"We were and remain very proud of our last release, ("The Eric Byrd Trio" on Foxhaven Records)," says Byrd. "But for 'Triunity', I thought about developing my compositions to an even deeper degree and Bhagwan's arrangements begged for documentation. Of course, nothing B or I arrange or write can ever override Al's explosive drumming. He's the best drummer in the world and makes everything we do swing." Alongside Byrd's 5 compositions, Bhagwan invents a clever, chromatic arrangement of the standard "Get Happy" and even takes the lead on another standard, "Wrap Your Troubles In Dreams", composing the intro and outro for the tune.

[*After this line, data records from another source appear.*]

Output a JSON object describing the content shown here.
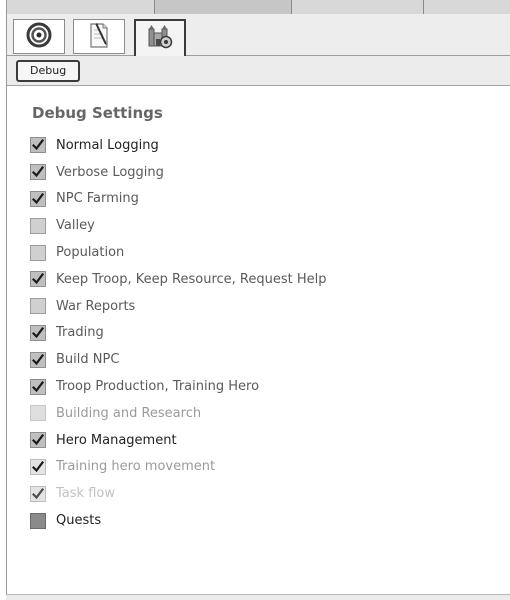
{
  "toolbar": {
    "buttons": [
      {
        "icon": "target-icon",
        "active": false
      },
      {
        "icon": "notepad-icon",
        "active": false
      },
      {
        "icon": "castle-settings-icon",
        "active": true
      }
    ]
  },
  "subtab": {
    "label": "Debug"
  },
  "settings": {
    "title": "Debug Settings",
    "items": [
      {
        "label": "Normal Logging",
        "checked": true,
        "tone": "normal"
      },
      {
        "label": "Verbose Logging",
        "checked": true,
        "tone": "muted"
      },
      {
        "label": "NPC Farming",
        "checked": true,
        "tone": "muted"
      },
      {
        "label": "Valley",
        "checked": false,
        "tone": "muted"
      },
      {
        "label": "Population",
        "checked": false,
        "tone": "muted"
      },
      {
        "label": "Keep Troop, Keep Resource, Request Help",
        "checked": true,
        "tone": "muted"
      },
      {
        "label": "War Reports",
        "checked": false,
        "tone": "muted"
      },
      {
        "label": "Trading",
        "checked": true,
        "tone": "muted"
      },
      {
        "label": "Build NPC",
        "checked": true,
        "tone": "muted"
      },
      {
        "label": "Troop Production, Training Hero",
        "checked": true,
        "tone": "muted"
      },
      {
        "label": "Building and Research",
        "checked": false,
        "tone": "faint"
      },
      {
        "label": "Hero Management",
        "checked": true,
        "tone": "normal"
      },
      {
        "label": "Training hero movement",
        "checked": true,
        "tone": "faint"
      },
      {
        "label": "Task flow",
        "checked": true,
        "tone": "faintest"
      },
      {
        "label": "Quests",
        "checked": false,
        "tone": "normal"
      }
    ]
  }
}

Recorded in a day except for the large chorus on the last vocal track, "Triunity" also marks 3 new additions to the traditional EBT sound: The group uses an arranger from outside the band for the first time; the trio recorded the standard "I Thought About You" which was arranged by Byrd's former student and family friend Prakash Wright in a modern, Herbie Hancock/1960's type of vibe. And Byrd assumes vocal duties, singing "Just For A Thrill" and "Roll With My Baby", both made popular by the late great Ray Charles. He also takes a stab at "Come Back To Me', an old Broadway show tune. Last but certainly not least, the great saxophonist Paul Carr plays on all vocal songs, a pre-cursor to the long awaited project Paul and the EBT have always wanted to record together.
Perhaps the highlight of the disc is the song "We Are One". Featuring Young, Jr. playing a tribal beat throughout, the song's lyric is loosely translated as 'we are one' and is sung by Gerstell Academy 2nd through 5th graders. Their added touch to the CD automatically makes "Triunity" special, and the composition stands alongside other Byrd compositions as one of his best: "Sunday Mo'nin Chu'ch" is just an excuse to play the blues, "Love Letter To Lima" was written some time ago, when the EBT was coming back to America after having played in Lima, Peru. Two more songs are written for the next generation of EBT members: "Nanami" is named after Al's daughter, and "Lullaby for Jason Miles" was written for Byrd's son.
The EBT is committed to playing and presenting Jazz at the highest levels; nowhere else is this more apparent than on "Triunity." Byrd adds, "Just like I wrote in the liner notes, we are trying to play music with as much respect and skill we can muster. As I think about it deeper, I realized that Jazz or any other label can be a bit limiting to what we do. We are truly trying to play life, not just music. Triunity is a body of work that serves as a soundtrack to the three of us together. What you hear is what we are, for better or worse. What you hear on Triunity is our life!"